It came as he told the Scottish Parliament’s net zero, energy and transport committee that 39 of the 800 sacked P&O crew live in Scotland.
Scottish Labour MSP Monica Lennon also described the sackings as an “extreme act of corporate terrorism” and called on the chief to resign.
However, Mr Hebblethwaite said: “I have no plans to resign.
"I need to see this through.
"I need to get this business back up on its feet, I need to make it competitive, viable and give us an opportunity to grow in the future”.
But Ms Lennon told him: “You are a failure of a chief executive and most likely right now, in a crowded field, the most hated man in Britain.”
He justified the staff being sacked by saying: “No union could possibly accept our proposal” to make such dramatic changes.
He said these were about a “fundamentally different operating model” rather than changes to rates of pay, but suggested the new crews would only be paid when they worked.

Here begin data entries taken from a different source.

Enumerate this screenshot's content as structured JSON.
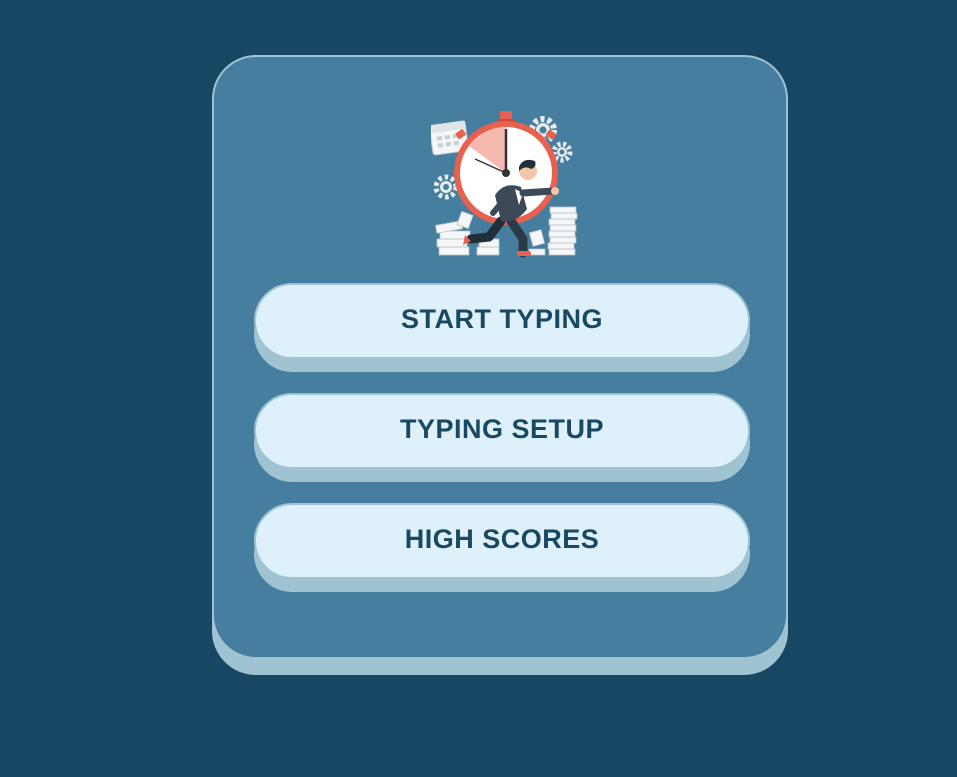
{
  "menu": {
    "start_label": "START TYPING",
    "setup_label": "TYPING SETUP",
    "scores_label": "HIGH SCORES"
  },
  "illustration": {
    "icon": "stopwatch-runner-illustration"
  },
  "colors": {
    "background": "#184763",
    "card": "#467e9f",
    "card_border": "#9fc3d1",
    "button": "#def1fb",
    "button_text": "#194862",
    "accent": "#e8604f"
  }
}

He said: “We are compensating people in full for that failure to consult.”
Mr Hebblethwaite added that crew on the Cairnryan-Larne route will continue to be paid the national minimum wage because it is a domestic UK route.
He stressed: “This is not about Larne-Cairnryan, this is about us having a crew model across the entire organisation that is consistent and competitive.”
He also denied there had been any pressure from the company’s shareholder – Dubai-based DP World – to make the cuts.
The chief said “none of the options” for changes to shore-based staff at Cairnryan considered last year would be taken forward.
Scottish Conservative MSP Liam Kerr asked Mr Hebblethwaite whether he was a “fit and proper person” to discharge his legal duties when he had willfully broken the law – “one of the strongest laws that Parliament had sought to put in place”.
He said: “I did consider that and I believe I have discharged those duties.
"My duties as a director were to make this business viable and I was faced with the option of a programme of change or the closure of the business.
"I took the only route available to me to preserve thousands and thousands of jobs.”
SNP MSP Fiona Hyslop, the committee’s deputy convener, told him: “In my 20 plus years as a member of the Scottish Parliament, I’m not sure I have come across an issue with an employer that has united right across the chamber such hostility.
"The people we represent, even those not in the south of Scotland or in Cairnryan, are absolutely disgusted and dismayed that a company of your reputation has treated people with such disrespect and lack of dignity at work.”
Mr Hebblethwaite said the European Causeway, one of P&O’s ferries on the Cairnryan route, had been found to have 20 defects – 12 technical, four administrative and four crew-related – and was “not ready to return to service yet”.
P&O sailings on the route have remained suspended since the sackings were announced two weeks ago.
Stena Line has continued its services between Loch Ryan Port near Cairnryan and Belfast.